**About this task:** Your result should be the lines holding the word "JSON", copied from the entries below.

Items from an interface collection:
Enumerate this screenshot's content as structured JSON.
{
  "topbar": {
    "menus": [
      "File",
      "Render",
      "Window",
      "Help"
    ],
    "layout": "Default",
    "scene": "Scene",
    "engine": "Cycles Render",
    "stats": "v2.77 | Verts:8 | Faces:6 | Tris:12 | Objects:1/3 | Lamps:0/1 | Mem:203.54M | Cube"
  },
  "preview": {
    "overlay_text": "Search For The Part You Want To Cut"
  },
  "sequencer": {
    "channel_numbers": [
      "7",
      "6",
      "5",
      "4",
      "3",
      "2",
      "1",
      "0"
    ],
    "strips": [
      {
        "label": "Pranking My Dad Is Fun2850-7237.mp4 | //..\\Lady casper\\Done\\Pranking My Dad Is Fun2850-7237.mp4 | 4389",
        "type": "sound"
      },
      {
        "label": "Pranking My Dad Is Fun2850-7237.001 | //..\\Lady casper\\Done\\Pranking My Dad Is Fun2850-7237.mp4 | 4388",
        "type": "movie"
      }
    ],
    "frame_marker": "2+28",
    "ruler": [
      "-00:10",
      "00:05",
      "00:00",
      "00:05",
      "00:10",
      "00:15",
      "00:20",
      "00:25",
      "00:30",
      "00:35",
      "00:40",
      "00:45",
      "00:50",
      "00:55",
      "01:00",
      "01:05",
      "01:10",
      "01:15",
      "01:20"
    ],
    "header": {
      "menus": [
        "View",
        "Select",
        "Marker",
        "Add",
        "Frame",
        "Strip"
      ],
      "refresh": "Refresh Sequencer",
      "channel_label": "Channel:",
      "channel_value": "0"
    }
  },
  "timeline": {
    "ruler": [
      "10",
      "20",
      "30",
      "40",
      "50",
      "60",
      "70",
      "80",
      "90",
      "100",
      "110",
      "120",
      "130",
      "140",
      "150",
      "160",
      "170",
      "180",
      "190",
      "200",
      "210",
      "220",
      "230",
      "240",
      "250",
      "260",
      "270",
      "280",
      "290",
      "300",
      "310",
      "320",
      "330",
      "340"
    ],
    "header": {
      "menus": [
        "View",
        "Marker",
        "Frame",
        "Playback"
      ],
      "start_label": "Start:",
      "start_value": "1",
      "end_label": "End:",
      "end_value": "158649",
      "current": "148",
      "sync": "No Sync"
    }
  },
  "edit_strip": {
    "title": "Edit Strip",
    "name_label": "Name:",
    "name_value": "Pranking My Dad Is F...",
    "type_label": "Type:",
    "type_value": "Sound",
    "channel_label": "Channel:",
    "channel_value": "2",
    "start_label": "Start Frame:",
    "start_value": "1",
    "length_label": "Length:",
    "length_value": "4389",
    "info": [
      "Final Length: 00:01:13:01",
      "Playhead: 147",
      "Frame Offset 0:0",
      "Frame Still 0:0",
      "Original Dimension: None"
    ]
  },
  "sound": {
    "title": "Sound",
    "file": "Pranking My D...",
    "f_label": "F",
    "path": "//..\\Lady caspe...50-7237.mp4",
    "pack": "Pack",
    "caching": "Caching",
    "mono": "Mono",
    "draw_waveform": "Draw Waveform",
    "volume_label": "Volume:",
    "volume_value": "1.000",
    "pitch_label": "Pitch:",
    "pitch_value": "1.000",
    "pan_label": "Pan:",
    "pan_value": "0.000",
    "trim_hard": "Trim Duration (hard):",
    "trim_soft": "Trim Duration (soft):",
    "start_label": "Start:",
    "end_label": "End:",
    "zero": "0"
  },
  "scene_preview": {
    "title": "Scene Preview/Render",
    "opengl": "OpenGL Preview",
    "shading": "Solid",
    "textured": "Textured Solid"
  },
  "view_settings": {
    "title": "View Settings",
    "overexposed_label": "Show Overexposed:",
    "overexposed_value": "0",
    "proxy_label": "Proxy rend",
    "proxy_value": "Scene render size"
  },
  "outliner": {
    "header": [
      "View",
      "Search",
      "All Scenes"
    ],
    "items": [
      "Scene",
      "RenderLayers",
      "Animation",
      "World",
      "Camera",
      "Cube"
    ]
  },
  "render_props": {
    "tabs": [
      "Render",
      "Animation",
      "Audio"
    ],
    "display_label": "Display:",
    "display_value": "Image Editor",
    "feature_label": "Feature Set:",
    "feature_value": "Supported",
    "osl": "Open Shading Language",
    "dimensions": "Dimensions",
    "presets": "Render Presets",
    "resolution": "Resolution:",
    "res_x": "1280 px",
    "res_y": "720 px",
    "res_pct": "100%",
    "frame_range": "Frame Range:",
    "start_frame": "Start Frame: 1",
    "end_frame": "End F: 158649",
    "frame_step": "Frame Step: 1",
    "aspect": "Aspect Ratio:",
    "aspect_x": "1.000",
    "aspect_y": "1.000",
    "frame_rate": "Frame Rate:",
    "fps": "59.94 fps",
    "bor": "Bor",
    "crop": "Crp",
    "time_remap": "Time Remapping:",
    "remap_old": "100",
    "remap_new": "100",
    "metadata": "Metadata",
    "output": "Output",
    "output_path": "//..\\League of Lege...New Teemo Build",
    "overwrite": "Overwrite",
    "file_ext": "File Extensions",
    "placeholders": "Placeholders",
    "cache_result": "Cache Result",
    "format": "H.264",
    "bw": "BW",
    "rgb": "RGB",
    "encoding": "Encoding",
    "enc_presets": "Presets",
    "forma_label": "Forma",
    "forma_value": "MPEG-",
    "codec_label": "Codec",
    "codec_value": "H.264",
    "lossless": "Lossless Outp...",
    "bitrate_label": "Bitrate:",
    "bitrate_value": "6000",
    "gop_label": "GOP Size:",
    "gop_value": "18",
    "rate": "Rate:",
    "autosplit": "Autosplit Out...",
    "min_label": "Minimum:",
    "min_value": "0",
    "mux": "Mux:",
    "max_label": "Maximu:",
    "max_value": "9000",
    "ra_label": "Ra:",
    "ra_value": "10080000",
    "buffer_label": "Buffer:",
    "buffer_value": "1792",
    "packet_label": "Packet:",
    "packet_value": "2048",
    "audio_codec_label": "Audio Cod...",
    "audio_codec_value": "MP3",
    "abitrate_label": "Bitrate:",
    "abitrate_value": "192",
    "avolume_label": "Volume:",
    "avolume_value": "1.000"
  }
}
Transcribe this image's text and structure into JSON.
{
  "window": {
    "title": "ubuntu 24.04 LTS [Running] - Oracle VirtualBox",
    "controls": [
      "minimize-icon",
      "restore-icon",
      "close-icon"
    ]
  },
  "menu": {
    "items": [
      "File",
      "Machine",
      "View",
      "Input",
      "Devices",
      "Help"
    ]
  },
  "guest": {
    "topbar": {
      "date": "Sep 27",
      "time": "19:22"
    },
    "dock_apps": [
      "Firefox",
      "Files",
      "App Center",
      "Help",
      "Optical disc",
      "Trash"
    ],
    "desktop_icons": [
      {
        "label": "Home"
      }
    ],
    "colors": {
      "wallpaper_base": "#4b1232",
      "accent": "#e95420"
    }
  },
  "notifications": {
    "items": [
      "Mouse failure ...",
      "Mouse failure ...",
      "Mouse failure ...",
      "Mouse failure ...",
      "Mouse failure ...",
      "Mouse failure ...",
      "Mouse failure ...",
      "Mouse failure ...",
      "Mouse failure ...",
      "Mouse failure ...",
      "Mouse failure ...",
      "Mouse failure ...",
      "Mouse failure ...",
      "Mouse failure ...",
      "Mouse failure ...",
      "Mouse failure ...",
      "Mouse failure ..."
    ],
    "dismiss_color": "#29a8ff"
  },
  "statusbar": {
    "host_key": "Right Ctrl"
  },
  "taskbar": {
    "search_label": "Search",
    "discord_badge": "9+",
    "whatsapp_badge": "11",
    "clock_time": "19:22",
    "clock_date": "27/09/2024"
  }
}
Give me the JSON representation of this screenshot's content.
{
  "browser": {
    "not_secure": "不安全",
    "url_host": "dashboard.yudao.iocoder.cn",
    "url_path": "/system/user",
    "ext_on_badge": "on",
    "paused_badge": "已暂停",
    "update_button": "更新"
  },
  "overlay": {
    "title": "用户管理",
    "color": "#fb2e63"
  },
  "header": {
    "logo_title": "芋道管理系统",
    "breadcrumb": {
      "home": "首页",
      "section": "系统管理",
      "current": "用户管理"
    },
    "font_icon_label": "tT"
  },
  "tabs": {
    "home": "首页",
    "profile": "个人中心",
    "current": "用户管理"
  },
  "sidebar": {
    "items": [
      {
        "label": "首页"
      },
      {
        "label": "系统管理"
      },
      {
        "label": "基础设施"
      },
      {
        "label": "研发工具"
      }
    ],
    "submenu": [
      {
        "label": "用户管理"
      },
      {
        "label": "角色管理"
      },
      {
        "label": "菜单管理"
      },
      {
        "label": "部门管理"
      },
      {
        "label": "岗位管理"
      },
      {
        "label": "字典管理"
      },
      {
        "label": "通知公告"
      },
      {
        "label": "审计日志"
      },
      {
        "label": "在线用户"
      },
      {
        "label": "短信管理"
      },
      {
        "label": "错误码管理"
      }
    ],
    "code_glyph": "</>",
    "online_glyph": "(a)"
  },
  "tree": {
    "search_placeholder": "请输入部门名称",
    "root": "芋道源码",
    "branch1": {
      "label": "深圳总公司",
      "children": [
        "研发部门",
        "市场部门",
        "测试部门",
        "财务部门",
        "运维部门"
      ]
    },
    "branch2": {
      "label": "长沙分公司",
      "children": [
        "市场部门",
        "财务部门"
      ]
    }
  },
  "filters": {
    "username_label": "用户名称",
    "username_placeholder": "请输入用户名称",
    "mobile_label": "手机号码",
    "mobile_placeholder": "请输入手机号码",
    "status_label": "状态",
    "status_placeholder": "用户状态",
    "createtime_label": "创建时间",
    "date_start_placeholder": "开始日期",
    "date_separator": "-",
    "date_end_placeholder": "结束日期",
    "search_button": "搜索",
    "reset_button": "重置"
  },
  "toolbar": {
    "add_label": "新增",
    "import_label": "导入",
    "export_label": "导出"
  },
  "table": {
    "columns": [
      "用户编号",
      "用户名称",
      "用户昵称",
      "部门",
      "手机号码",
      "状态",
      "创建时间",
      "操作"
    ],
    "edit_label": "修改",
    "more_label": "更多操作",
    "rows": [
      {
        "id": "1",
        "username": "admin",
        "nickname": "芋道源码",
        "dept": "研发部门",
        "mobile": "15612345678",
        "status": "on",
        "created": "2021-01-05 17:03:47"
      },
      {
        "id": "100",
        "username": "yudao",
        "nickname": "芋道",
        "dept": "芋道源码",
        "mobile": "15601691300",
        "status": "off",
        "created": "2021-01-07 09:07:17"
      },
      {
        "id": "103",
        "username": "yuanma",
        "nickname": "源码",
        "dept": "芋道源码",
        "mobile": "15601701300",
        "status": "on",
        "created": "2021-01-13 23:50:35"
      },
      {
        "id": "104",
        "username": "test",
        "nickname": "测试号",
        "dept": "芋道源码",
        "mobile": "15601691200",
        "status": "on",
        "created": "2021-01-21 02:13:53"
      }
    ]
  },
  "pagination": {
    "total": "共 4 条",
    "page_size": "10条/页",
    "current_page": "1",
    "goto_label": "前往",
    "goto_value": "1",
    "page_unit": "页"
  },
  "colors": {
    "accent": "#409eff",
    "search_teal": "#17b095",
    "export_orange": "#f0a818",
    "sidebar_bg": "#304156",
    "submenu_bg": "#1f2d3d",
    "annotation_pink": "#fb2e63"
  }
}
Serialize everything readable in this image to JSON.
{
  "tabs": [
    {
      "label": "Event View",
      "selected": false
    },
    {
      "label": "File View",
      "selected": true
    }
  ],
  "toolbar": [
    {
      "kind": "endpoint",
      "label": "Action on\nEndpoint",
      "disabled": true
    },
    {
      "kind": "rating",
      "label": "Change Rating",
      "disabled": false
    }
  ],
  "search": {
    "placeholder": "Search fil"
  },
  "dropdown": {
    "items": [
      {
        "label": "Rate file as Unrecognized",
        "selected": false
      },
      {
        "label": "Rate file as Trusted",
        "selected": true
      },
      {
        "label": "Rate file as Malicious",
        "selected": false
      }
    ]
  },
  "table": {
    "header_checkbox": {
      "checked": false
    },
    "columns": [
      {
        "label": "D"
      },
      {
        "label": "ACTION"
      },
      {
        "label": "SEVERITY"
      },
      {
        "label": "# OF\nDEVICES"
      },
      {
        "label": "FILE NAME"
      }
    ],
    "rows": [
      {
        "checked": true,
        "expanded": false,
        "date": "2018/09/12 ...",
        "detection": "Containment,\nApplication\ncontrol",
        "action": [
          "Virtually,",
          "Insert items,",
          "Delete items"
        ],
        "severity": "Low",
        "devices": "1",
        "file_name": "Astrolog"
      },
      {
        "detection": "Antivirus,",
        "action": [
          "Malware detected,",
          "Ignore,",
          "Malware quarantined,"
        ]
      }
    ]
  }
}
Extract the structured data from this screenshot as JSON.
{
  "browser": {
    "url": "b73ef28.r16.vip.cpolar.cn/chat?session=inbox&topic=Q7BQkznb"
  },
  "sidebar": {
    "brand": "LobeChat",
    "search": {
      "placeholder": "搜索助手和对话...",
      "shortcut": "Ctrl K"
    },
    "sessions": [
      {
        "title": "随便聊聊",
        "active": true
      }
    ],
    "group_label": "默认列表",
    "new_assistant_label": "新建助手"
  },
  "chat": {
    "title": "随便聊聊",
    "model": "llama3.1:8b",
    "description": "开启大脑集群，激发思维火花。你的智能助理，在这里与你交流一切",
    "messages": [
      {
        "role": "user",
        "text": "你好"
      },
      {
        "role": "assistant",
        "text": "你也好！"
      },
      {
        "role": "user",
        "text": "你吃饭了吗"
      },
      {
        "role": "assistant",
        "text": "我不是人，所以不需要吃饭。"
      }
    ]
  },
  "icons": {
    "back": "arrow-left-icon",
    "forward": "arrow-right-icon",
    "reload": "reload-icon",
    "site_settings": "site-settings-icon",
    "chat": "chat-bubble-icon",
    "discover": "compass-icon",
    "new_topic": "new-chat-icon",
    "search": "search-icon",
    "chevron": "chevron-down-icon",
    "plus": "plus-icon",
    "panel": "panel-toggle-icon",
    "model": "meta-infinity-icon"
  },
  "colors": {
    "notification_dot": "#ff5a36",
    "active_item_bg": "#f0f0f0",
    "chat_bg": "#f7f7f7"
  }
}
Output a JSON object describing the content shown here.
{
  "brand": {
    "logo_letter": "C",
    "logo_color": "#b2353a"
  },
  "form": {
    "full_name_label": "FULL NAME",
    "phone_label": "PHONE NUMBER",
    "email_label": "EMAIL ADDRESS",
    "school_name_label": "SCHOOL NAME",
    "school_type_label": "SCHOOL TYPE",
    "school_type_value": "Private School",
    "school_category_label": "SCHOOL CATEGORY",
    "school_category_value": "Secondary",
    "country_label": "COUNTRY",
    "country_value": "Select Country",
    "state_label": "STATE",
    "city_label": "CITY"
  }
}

**Exercise output:**
Enumerate this screenshot's content as structured JSON.
Transcribe this image's text and structure into JSON.
Give me the JSON representation of this screenshot's content.
Serialize everything readable in this image to JSON.
Extract the structured data from this screenshot as JSON.
Output a JSON object describing the content shown here.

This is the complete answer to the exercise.